  1. Be a good role model

    It’s important to set a good example, as your behaviour and attitude towards ice and other drugs can have a big influence on your child’s behaviour. Avoid contradictions between what you tell them and what you do, and try to find fun ways to deal with problems that don’t involve drugs.

  2. Be involved in their lives

    Get involved and show an interest in their hobbies and activities. Aim to spend time with your child regularly where you can give them your undivided attention. One way of doing this is to set up a routine of having meals together or helping them with their homework. If they go out, ask them about where they are going and who they are going with and make this discussion a regular part of your conversation. Knowing who your child is with and where they are can help reduce risk. It’s also important to restrict internet access to central areas in the house.

    Peer influence exerts a huge effect on your child’s behaviour, so it is natural to want to help your child choose the right friends. If you pick your child up from school or after school activities, be open to inviting their friends to your house. You can also build a support network by getting to know their parents. If you have good reason to believe your child’s friends are involved in ice or other drugs, be prepared to support them to find a new set of friends by engaging them in some new activities.

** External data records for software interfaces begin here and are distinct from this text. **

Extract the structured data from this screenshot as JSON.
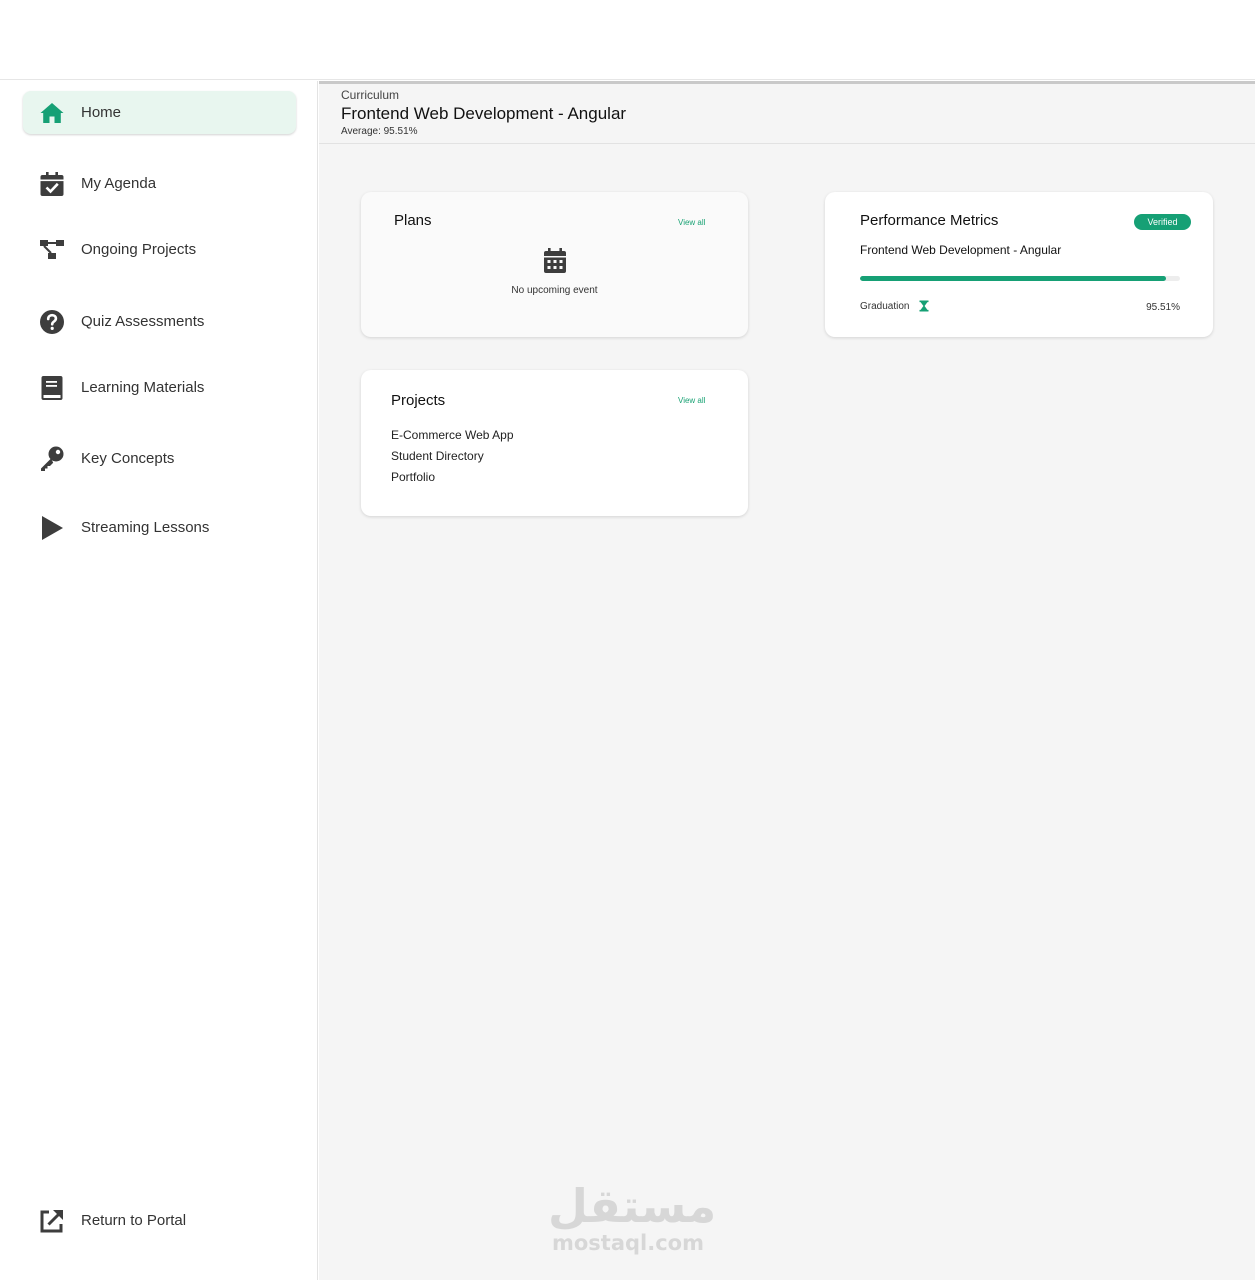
{
  "sidebar": {
    "items": [
      {
        "label": "Home",
        "icon": "home-icon"
      },
      {
        "label": "My Agenda",
        "icon": "calendar-check-icon"
      },
      {
        "label": "Ongoing Projects",
        "icon": "project-diagram-icon"
      },
      {
        "label": "Quiz Assessments",
        "icon": "question-circle-icon"
      },
      {
        "label": "Learning Materials",
        "icon": "book-icon"
      },
      {
        "label": "Key Concepts",
        "icon": "key-icon"
      },
      {
        "label": "Streaming Lessons",
        "icon": "play-icon"
      }
    ],
    "footer": {
      "label": "Return to Portal",
      "icon": "external-link-icon"
    }
  },
  "header": {
    "crumb": "Curriculum",
    "title": "Frontend Web Development - Angular",
    "average": "Average: 95.51%"
  },
  "plans": {
    "title": "Plans",
    "view_all": "View all",
    "empty_text": "No upcoming event"
  },
  "metrics": {
    "title": "Performance Metrics",
    "badge": "Verified",
    "course": "Frontend Web Development - Angular",
    "progress_percent": 95.51,
    "grad_label": "Graduation",
    "grad_value": "95.51%"
  },
  "projects": {
    "title": "Projects",
    "view_all": "View all",
    "items": [
      "E-Commerce Web App",
      "Student Directory",
      "Portfolio"
    ]
  },
  "watermark": {
    "arabic": "مستقل",
    "latin": "mostaql.com"
  },
  "colors": {
    "accent": "#16a075",
    "active_bg": "#e8f6ef",
    "icon": "#3d3d3d"
  }
}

  3. Establish and maintain good communication

    Encourage them to share their thoughts, feelings, and opinions to show you value what they think. This will allow them to be honest and not just say what they think you want to hear. Try not to lecture them, it is important to listen to their thoughts and concerns and offer help and support. Try and make yourself somehow available most of the time. For example, make sure your child can contact you easily if they are at a party. And most importantly, let your child know that you are always ready and willing to talk and listen.

For more information on starting a conversation about drug use with a young person, visit

Page last updated: Monday, 14 May 2018